The Okanagan Valley has changed a lot since then – in more ways than one. Sharp Rock and Double Black continue to represent some of the most exciting terroir in the South Okanagan and the Black Sage Bench. But changing climatic conditions means our approach in the vineyard must evolve from where it started 25+ years ago. In the next blog post, we’ll dive into what is changing in the vineyard, starting with a renewed emphasis on different – but familiar – grape varieties.

Ross Wise MW, General Manager & Director of Winemaking

Time Posted: Jun 19, 2024 at 11:00 AM Permalink to History of Black Hills on the Black Sage Bench Permalink
Ross Wise
March 25, 2024 | Ross Wise

Reimagining viticulture on the Black Sage bench
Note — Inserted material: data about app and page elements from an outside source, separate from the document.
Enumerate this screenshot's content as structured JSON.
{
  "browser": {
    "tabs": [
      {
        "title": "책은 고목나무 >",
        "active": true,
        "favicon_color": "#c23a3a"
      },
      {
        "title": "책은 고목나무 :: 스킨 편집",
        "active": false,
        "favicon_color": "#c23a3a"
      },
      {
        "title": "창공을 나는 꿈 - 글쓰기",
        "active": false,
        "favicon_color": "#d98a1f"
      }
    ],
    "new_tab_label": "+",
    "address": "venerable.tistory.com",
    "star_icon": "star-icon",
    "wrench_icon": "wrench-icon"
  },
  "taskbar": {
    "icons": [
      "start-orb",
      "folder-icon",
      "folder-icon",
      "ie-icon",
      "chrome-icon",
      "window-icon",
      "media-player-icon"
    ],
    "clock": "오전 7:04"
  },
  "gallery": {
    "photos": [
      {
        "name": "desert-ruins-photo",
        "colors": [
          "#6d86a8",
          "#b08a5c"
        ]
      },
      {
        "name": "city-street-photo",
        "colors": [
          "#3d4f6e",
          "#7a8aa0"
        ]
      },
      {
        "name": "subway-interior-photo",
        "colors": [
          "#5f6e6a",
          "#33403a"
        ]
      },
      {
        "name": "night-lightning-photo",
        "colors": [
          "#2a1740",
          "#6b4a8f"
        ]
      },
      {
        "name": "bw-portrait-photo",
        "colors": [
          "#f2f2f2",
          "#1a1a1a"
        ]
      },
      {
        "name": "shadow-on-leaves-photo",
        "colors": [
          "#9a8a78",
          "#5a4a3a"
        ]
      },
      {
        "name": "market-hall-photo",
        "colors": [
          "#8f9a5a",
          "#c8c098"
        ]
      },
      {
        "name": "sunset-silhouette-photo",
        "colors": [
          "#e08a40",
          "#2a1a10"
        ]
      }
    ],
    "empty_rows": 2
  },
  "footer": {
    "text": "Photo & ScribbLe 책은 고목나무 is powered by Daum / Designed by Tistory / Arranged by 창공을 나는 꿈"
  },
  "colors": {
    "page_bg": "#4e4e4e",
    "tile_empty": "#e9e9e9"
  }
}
Our original estate vineyards, Sharp Rock and Double Black Vineyards, date to the mid-1990s, shortly after the first significant plantings of Bordeaux red varieties on the Black Sage Bench. This represented a dramatic paradigm shift for the South Okanagan, as winegrowers transitioned from cool-climate white grapes to late-ripening varieties like Cabernet Sauvignon and Merlot. While today we know these varieties thrive on the Black Sage Bench, that wasn’t the case 25+ years ago. 

Many of the pioneering vineyards, including our own, were planted to maximize fruit ripeness. That was for good reason. Winegrowers wanted to ensure they could reliably ripen fruit year after year. After all, Cabernet Sauvignon can be unforgiving when it is green and underripe.

A lot has changed in a relatively short period of time. The industry has matured; technology has evolved; and, perhaps most critically, our climate has changed. My Master of Wine research paper showed that the average temperature in Osoyoos has increased every decade since 1979. Not only is the growing season warmer, but we now experience more days over 35°C than ever before. We have gone from the margins to the extremes. 

To adapt to these changes, we started planning the redevelopment of our vineyards over three years ago. You do not decide to replant a vineyard overnight, especially when it is the calibre of Sharp Rock or Double Black Vineyard. Today, if you drive by the estate, you can see we’ve started the next phase of this project: removing the original plantings. What you do not see is the years of work that went into reaching this point. But you’ll be able to taste it in the near future. 

The goal is evolution, not revolution, as we continue to build the Black Hills legacy. Increasingly, our concern is over-ripeness, not under-ripeness. We are looking to retain freshness as growing seasons get warmer and extreme heat events become more frequent. It is more than just ensuring our wines continue to be elegant and finessed. It is essential to producing wines that are long-lived and age worthy. 

To that end, we are putting a renewed emphasis on Cabernet Sauvignon and Cabernet Franc. Compared to Merlot, both varieties accumulate sugar more slowly (translating to lower potential alcohol levels) and better retain acidity. We are also expanding our plantings of Syrah, Carménère, and Tempranillo, which have shown a lot of promise in the South Okanagan. As we look to the future, we are also learning from abroad. For example, Tempranillo has shown exceptional resiliency in Spain’s Ribera del Duero. I will talk more about that in a future blog post.

The redevelopment is not only focused on what we are planting but how we are planting. We are shifting our vineyards’ row orientation to reduce sun exposure, planting 15° east of north to provide shade during the hottest parts of the day. At the same time, we are transitioning to higher-density plantings, increasing the number of vines per acre to 2,074. This allows for lower yields per vine, producing fruit with more power and concentration. 

Originally, we planned to replant our estate vineyards block by block over several years. That was until the cold snap of December 2022 when temperatures dropped to -27° on the Black Sage Bench. Based on the resulting damage, we decided to accelerate our timeline. It looks drastic now. But we know, based on the plan we have in place, that it is the right thing to do. We cannot wait to share the results.  

Ross Wise MW, General Manager & Director of Winemaking

Time Posted: Mar 25, 2024 at 1:08 PM Permalink to Reimagining viticulture on the Black Sage bench Permalink